Collected data
◆ ◆ ◆ ◆

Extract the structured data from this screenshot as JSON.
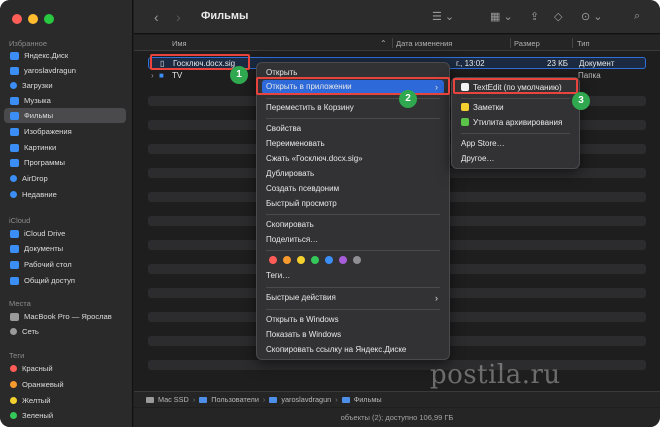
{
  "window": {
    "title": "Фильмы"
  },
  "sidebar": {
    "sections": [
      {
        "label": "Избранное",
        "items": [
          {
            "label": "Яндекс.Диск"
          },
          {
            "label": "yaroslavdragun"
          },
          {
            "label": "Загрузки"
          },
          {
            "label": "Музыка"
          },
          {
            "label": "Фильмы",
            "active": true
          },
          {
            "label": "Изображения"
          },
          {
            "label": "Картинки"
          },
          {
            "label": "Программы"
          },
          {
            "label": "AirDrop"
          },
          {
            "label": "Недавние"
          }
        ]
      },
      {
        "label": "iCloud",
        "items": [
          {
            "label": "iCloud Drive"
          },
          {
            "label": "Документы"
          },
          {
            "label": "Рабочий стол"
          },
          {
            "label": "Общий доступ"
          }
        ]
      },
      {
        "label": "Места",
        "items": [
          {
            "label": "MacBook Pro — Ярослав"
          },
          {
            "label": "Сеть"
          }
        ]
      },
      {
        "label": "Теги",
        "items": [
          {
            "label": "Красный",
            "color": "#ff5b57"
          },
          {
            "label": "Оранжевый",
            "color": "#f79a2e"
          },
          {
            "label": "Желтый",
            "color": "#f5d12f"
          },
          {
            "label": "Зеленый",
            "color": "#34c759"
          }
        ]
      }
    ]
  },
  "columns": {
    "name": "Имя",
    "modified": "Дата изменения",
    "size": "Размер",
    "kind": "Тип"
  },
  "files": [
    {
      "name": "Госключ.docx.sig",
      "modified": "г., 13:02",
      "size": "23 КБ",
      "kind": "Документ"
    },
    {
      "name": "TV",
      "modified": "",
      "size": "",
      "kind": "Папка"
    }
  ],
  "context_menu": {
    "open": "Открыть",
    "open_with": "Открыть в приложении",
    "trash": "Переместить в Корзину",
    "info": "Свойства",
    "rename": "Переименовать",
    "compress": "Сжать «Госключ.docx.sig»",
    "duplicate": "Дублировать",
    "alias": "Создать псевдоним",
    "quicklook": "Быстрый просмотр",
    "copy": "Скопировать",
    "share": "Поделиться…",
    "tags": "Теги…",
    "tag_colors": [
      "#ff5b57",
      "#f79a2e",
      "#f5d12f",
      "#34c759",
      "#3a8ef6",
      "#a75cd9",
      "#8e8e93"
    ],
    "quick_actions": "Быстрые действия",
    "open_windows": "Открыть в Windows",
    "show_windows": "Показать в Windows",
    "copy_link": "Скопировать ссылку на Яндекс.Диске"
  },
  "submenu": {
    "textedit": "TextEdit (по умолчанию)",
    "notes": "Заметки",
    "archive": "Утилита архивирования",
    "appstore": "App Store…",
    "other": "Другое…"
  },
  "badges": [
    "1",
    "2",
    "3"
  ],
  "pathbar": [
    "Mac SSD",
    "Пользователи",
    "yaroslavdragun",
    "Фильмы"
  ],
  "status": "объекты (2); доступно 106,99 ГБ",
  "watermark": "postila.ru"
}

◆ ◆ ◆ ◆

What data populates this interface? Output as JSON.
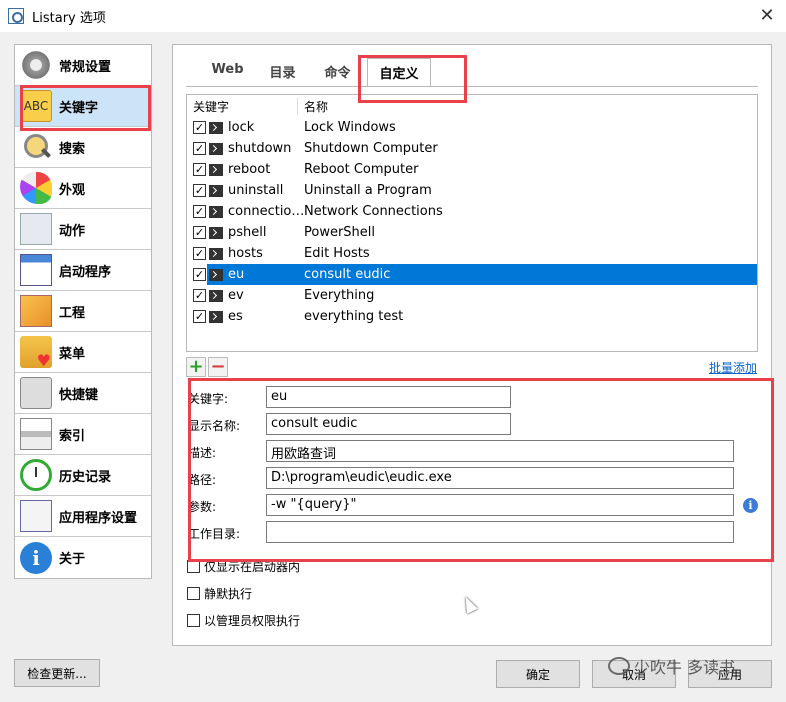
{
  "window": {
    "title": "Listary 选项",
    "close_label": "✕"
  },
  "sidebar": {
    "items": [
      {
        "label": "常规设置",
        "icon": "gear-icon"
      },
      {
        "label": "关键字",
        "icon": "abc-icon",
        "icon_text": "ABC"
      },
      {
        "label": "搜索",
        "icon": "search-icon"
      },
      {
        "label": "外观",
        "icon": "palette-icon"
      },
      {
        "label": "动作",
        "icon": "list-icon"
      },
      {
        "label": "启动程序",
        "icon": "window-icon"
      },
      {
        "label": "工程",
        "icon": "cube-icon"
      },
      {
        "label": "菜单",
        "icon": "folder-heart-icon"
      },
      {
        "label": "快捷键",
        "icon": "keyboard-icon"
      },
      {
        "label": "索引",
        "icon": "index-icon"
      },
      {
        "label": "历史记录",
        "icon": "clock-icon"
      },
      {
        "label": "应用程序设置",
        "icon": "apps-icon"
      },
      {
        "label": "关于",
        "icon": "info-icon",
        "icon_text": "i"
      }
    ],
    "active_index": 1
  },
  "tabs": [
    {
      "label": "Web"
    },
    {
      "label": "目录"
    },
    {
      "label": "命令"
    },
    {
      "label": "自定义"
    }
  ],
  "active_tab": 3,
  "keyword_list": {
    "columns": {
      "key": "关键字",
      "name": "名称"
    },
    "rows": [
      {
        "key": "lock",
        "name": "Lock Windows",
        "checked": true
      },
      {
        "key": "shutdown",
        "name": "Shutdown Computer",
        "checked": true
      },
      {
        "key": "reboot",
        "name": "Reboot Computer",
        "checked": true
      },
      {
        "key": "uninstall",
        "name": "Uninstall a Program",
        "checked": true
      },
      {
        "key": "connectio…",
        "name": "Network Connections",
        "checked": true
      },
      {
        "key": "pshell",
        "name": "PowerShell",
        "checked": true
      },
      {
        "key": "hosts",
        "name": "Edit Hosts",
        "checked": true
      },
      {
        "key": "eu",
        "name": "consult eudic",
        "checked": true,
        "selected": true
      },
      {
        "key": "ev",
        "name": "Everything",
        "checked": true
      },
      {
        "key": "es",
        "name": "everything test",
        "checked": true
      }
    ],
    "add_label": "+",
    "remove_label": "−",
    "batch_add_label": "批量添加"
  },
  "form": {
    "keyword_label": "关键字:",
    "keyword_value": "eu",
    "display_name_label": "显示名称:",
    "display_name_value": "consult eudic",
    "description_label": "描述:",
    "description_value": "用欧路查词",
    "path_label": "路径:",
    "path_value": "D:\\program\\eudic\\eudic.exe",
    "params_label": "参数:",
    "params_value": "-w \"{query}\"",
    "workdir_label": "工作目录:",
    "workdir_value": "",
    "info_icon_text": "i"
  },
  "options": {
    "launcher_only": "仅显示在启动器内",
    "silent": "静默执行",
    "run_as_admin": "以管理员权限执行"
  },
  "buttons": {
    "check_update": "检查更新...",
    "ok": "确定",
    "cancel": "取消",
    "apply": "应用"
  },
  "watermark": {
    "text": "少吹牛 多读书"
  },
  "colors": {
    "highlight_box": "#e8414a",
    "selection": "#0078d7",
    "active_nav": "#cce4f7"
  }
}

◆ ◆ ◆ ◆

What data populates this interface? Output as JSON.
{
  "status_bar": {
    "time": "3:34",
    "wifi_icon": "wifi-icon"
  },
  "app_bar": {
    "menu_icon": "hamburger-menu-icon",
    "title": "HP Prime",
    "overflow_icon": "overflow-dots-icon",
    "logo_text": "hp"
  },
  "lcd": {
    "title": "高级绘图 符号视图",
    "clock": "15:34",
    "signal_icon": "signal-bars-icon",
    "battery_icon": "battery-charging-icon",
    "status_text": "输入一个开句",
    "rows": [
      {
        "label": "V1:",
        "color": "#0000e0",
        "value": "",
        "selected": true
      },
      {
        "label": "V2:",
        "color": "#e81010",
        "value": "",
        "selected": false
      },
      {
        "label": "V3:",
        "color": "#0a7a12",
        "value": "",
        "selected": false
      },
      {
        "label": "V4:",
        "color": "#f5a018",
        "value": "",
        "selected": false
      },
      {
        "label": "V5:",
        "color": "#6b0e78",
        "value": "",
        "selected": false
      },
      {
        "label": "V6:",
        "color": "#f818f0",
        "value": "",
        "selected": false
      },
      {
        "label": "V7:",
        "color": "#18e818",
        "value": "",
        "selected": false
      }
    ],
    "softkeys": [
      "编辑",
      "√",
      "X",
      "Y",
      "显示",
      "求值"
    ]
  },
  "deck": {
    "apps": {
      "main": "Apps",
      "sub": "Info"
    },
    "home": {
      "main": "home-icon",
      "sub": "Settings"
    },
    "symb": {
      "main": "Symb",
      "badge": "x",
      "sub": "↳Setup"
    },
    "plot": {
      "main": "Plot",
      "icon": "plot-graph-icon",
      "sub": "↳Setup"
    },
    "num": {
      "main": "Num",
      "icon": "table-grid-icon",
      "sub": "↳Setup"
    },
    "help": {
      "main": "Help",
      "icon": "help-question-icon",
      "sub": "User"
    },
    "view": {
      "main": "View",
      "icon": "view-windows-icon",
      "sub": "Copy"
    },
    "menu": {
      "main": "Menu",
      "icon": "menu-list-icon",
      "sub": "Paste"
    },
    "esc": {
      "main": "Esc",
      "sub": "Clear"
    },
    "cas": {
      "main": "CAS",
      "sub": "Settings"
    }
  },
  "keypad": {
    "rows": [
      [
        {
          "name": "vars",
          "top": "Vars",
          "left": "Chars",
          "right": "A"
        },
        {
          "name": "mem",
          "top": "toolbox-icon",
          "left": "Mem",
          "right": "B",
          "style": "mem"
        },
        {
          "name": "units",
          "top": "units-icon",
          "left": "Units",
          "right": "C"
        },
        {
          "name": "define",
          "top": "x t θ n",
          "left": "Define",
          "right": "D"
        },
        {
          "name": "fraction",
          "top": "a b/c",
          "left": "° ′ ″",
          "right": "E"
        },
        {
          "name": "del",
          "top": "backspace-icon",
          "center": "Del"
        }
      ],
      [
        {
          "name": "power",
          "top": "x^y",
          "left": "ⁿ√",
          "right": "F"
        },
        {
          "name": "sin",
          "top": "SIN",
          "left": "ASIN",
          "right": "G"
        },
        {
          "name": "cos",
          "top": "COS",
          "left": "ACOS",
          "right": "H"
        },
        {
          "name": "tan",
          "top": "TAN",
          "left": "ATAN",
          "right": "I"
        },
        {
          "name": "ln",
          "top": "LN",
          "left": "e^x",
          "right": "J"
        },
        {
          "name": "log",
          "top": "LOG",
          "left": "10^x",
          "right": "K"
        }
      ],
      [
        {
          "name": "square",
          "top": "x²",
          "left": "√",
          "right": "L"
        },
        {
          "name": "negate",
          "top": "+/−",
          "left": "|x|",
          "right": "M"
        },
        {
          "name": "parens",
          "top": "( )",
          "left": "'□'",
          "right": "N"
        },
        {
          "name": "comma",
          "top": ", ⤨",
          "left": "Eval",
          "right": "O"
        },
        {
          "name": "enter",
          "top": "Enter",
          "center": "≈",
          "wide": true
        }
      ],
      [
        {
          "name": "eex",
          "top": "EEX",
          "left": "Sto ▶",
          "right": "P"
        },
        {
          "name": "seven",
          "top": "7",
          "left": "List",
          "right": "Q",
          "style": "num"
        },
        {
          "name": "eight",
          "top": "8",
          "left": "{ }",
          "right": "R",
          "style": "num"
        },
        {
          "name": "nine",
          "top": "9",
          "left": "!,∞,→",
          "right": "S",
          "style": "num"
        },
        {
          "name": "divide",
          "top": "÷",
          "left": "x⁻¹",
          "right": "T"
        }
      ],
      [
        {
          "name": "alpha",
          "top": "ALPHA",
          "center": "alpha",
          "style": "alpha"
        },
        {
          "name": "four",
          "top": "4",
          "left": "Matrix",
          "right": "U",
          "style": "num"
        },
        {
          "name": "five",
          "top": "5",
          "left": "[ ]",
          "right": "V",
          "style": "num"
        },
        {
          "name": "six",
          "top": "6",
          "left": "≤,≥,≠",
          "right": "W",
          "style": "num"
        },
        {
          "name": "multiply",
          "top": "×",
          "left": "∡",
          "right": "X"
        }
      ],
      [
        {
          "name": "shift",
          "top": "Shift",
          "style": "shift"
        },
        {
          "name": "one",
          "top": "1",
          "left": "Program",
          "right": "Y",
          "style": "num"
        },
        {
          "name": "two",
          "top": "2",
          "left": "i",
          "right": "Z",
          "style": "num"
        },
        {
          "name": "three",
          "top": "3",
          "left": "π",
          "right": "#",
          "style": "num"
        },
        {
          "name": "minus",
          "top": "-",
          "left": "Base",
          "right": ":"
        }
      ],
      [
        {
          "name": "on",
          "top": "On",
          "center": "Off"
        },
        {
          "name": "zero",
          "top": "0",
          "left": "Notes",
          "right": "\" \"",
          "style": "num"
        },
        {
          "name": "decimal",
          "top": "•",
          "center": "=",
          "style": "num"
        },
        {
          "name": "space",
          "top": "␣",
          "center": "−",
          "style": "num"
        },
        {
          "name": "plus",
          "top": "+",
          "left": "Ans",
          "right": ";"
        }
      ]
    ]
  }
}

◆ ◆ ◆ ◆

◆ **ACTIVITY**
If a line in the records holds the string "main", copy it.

◆ **WRITTEN SOLUTION**
      "main": "Apps",
      "main": "home-icon",
      "main": "Symb",
      "main": "Plot",
      "main": "Num",
      "main": "Help",
      "main": "View",
      "main": "Menu",
      "main": "Esc",
      "main": "CAS",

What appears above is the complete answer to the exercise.